This led to me being pretty hard on myself. I can see what’s possible on a bike by following Scott around, and I had convinced myself that if I just tried hard enough, I could get good too, in a matter of a few weeks.
Obviously, this didn’t happen, but luckily, a shift in perspective did. While I’d been completely non-commital on the racing front, I’d finally found my hook back into it. Do what you love. I like riding rocks, but I love bike packing. I like sessioning moves (on occasion), but I love long, uninterrupted rides. I like going downhill at the edge of my capabilities, but I love seeing how far I can really ride. I like returning to the same trails to work on skills, but I love seeing new places. I liked my 100 mm fork, but I love my 130 mm of extra squish that Santa brought for Christmas.
All of a sudden, I didn’t feel the need to scare myself silly on every ride. Rocks would always be fun, but I no longer felt like I had to make them my major focus in my little bike-riding universe. And there was something freeing about that.
The last time we went up to the Upper Loop on the 50-year trail, I had a bit of a melt-down. While I rode some cool stuff, I felt like I was in way over my head. Way over my head = I can’t ride my bike at all = I’m a bad person. Laugh, but you know we all do it.
We went back before Christmas for a quick spin around it with Reilly and Kimberly.
It’d been a good week of techy riding with several runs down Bugs, Prison, and Millie. I was riding better than ever before (who’d have thunk an extra 30 mm of suspension could do so much) and was hoping for a smoother run this time around.
As it turns out, once I take the pressure off myself to ride well, lo-and-behold, I ride well.
There’s got to be a lesson in there somewhere.
It was the most fun I’d had riding tech since…we’ll, since riding down Bugs/Prison/Millie the day prior.

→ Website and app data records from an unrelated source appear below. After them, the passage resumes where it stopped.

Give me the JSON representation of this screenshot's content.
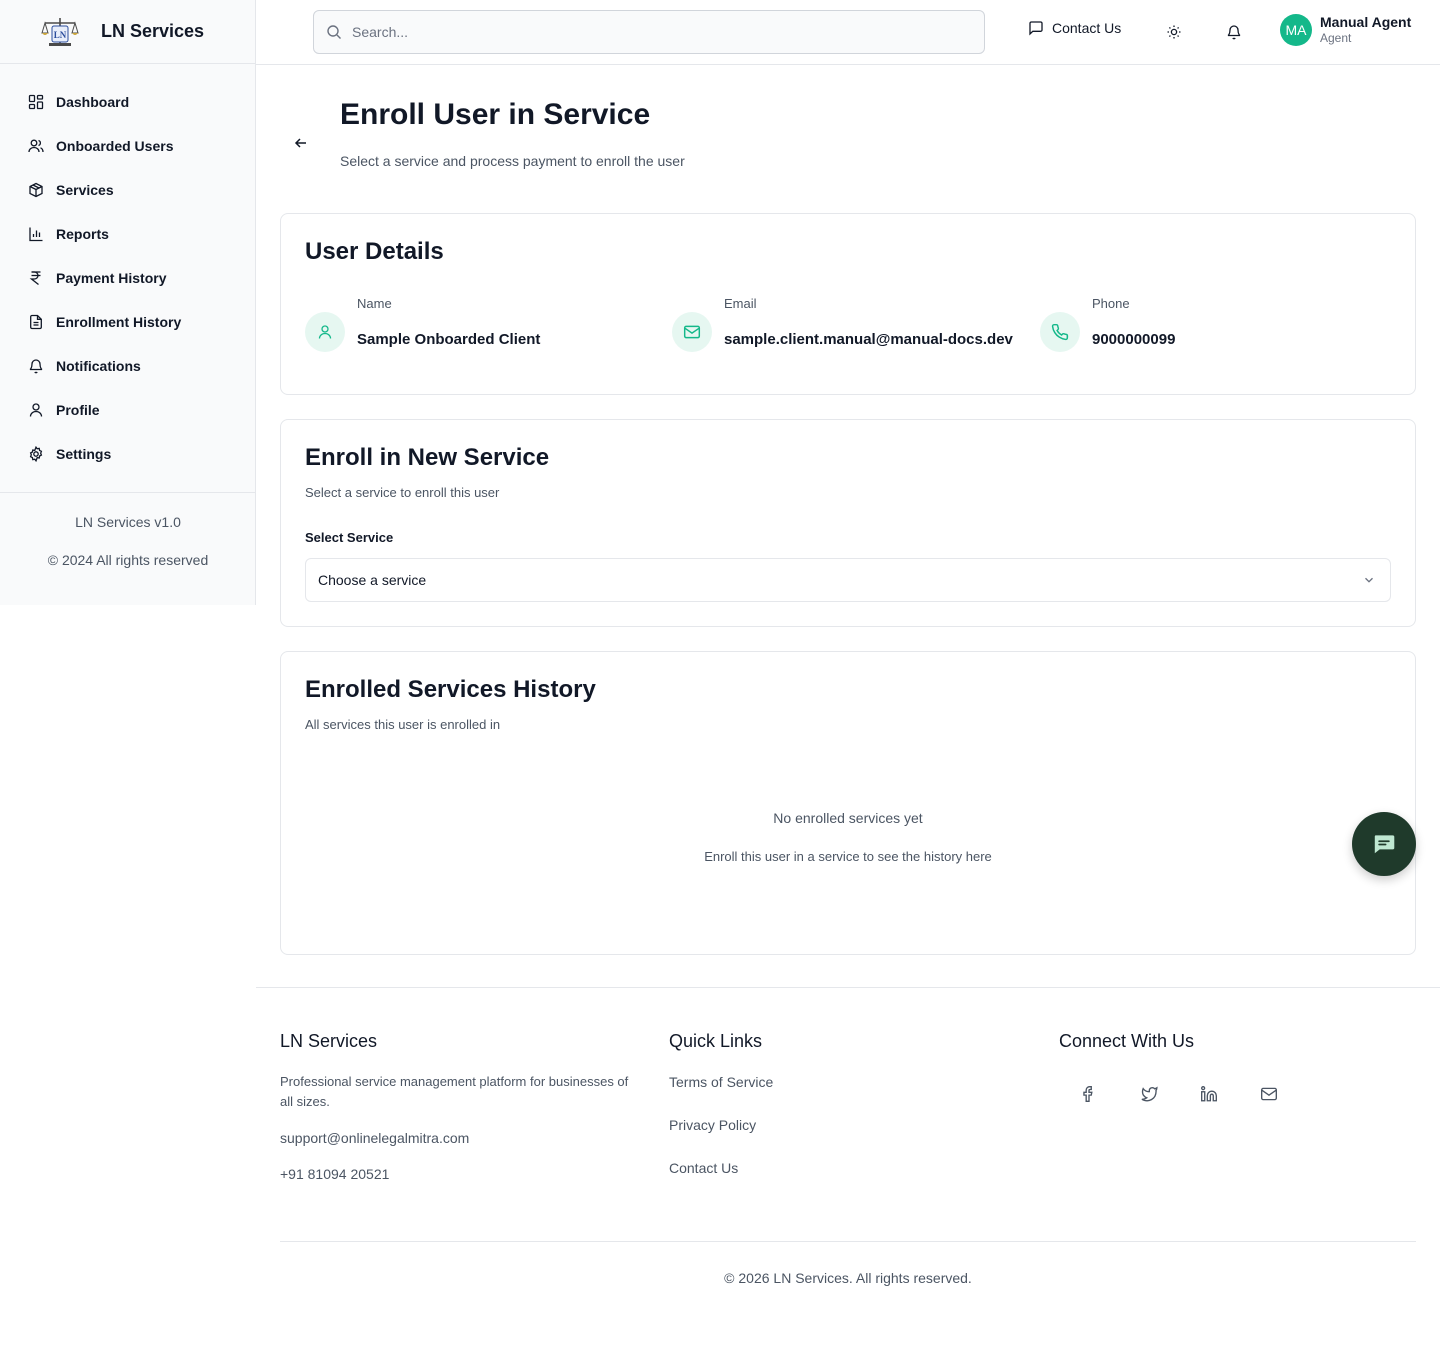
{
  "app": {
    "brand": "LN Services"
  },
  "sidebar": {
    "items": [
      {
        "label": "Dashboard",
        "icon": "dashboard-icon"
      },
      {
        "label": "Onboarded Users",
        "icon": "users-icon"
      },
      {
        "label": "Services",
        "icon": "package-icon"
      },
      {
        "label": "Reports",
        "icon": "bar-chart-icon"
      },
      {
        "label": "Payment History",
        "icon": "rupee-icon"
      },
      {
        "label": "Enrollment History",
        "icon": "file-text-icon"
      },
      {
        "label": "Notifications",
        "icon": "bell-icon"
      },
      {
        "label": "Profile",
        "icon": "user-icon"
      },
      {
        "label": "Settings",
        "icon": "gear-icon"
      }
    ],
    "version": "LN Services v1.0",
    "copyright": "© 2024 All rights reserved"
  },
  "header": {
    "search_placeholder": "Search...",
    "contact_label": "Contact Us",
    "user": {
      "initials": "MA",
      "name": "Manual Agent",
      "role": "Agent"
    }
  },
  "page": {
    "title": "Enroll User in Service",
    "subtitle": "Select a service and process payment to enroll the user"
  },
  "user_details": {
    "title": "User Details",
    "name_label": "Name",
    "name_value": "Sample Onboarded Client",
    "email_label": "Email",
    "email_value": "sample.client.manual@manual-docs.dev",
    "phone_label": "Phone",
    "phone_value": "9000000099"
  },
  "enroll": {
    "title": "Enroll in New Service",
    "subtitle": "Select a service to enroll this user",
    "field_label": "Select Service",
    "select_value": "Choose a service"
  },
  "history": {
    "title": "Enrolled Services History",
    "subtitle": "All services this user is enrolled in",
    "empty_title": "No enrolled services yet",
    "empty_sub": "Enroll this user in a service to see the history here"
  },
  "footer": {
    "brand": "LN Services",
    "description": "Professional service management platform for businesses of all sizes.",
    "email": "support@onlinelegalmitra.com",
    "phone": "+91 81094 20521",
    "quick_links_title": "Quick Links",
    "links": [
      "Terms of Service",
      "Privacy Policy",
      "Contact Us"
    ],
    "connect_title": "Connect With Us",
    "socials": [
      "facebook-icon",
      "twitter-icon",
      "linkedin-icon",
      "mail-icon"
    ],
    "copyright": "© 2026 LN Services. All rights reserved."
  },
  "colors": {
    "accent": "#14b88a",
    "accent_soft": "#e6f7f1",
    "fab": "#1f3a2b"
  }
}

Do I feel the need for a big bike so I can keep pushing my limits? Nah. But I probably wouldn’t kick one out of my bed for eating cookies.